▶ **Exercise prompt**: In the entries that follow, find the word "JSON" and report each line it is on.

▶ **Record excerpts**:
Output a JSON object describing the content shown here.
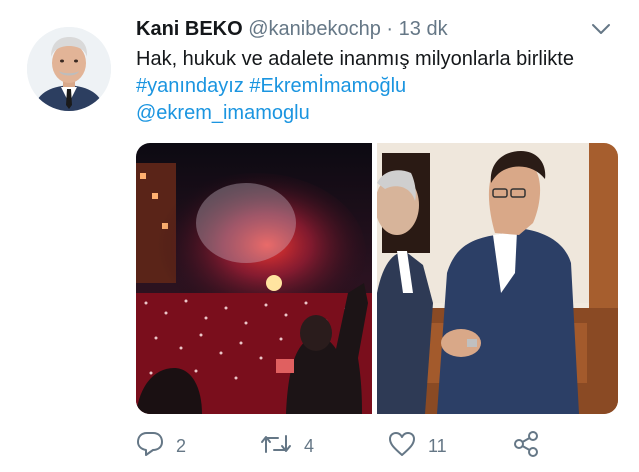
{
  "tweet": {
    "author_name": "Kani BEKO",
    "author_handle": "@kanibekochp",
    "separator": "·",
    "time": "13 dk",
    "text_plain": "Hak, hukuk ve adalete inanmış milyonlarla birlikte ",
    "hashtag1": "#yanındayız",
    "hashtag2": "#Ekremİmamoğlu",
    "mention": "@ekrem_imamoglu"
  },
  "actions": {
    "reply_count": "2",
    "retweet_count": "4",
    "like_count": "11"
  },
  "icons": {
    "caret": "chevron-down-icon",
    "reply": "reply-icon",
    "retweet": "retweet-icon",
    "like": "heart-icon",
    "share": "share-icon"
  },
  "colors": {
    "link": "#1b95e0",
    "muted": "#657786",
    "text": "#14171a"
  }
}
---
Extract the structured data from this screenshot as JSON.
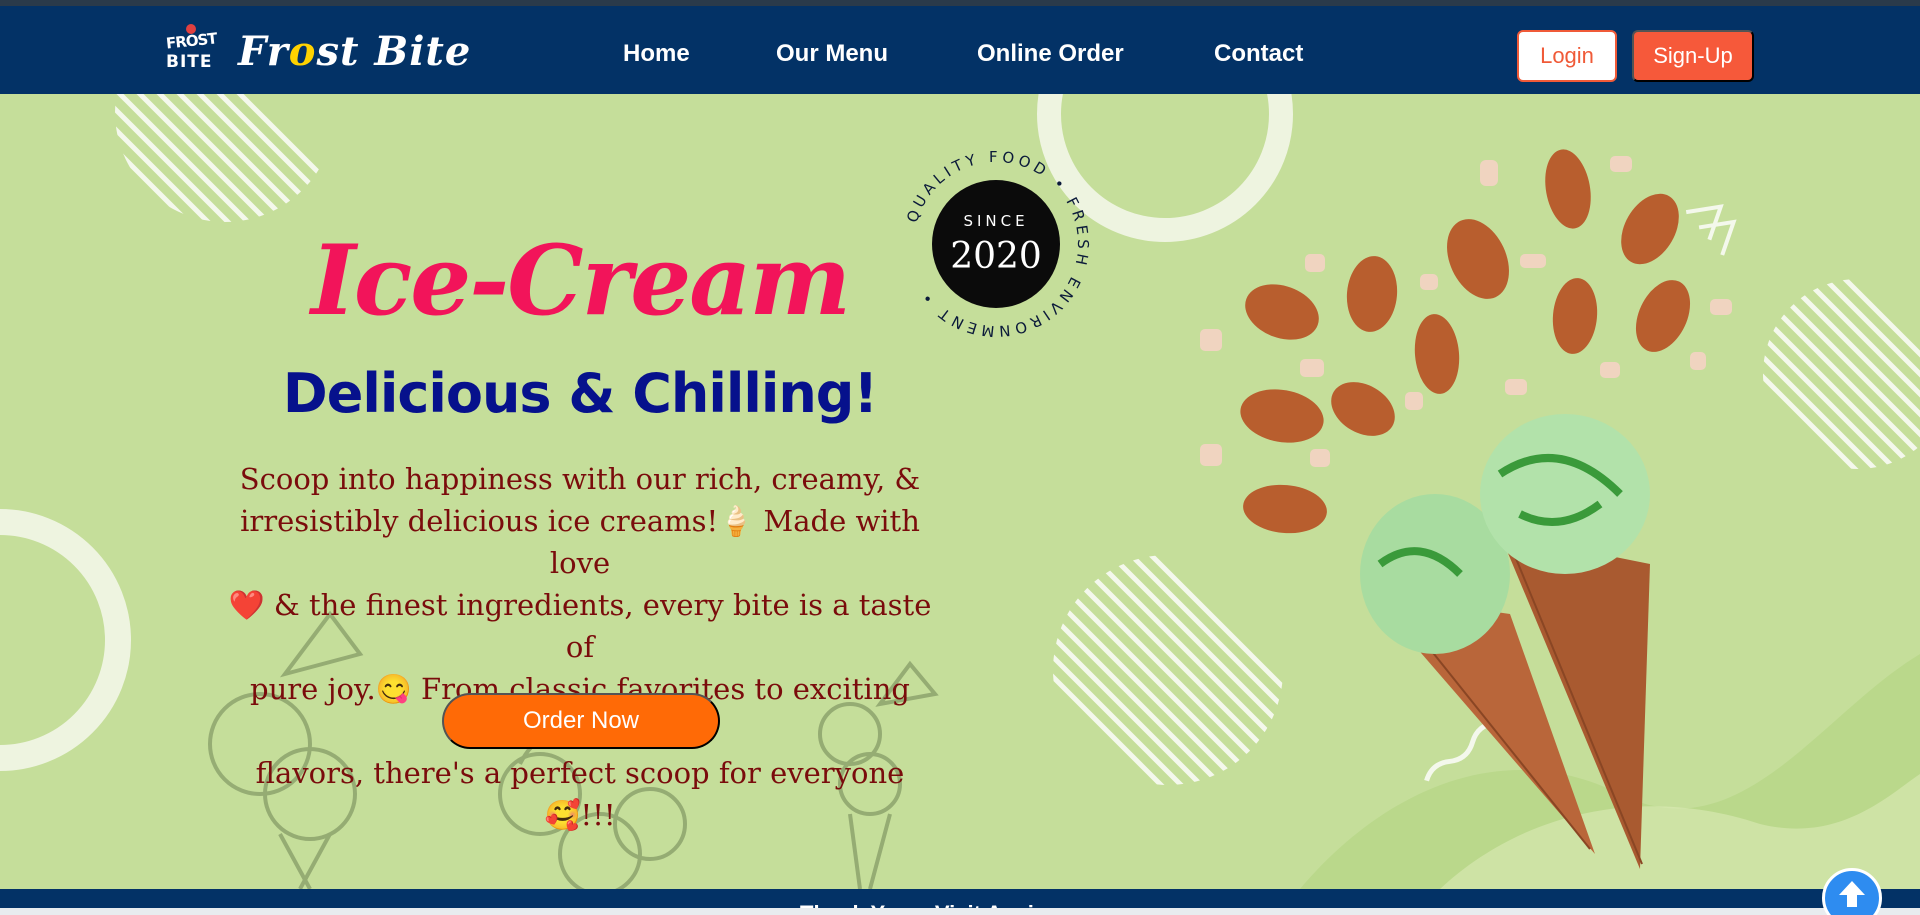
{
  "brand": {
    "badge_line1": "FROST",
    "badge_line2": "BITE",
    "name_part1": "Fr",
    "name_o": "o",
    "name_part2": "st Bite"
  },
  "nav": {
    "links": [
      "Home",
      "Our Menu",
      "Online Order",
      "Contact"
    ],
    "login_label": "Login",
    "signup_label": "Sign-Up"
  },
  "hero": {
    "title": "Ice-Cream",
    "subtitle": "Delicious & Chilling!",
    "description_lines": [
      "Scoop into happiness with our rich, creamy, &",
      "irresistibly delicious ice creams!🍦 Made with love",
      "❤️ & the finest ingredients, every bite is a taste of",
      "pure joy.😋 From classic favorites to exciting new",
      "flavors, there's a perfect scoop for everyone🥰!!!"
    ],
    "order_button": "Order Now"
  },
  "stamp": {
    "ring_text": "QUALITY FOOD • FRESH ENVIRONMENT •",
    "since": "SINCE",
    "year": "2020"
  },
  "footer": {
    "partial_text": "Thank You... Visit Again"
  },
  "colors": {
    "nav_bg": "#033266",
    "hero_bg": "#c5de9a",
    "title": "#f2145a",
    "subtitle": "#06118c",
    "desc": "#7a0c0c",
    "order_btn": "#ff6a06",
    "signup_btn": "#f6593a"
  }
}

▶ **Solved problem**:
Output a JSON object describing the content shown here.
Extract the structured data from this screenshot as JSON.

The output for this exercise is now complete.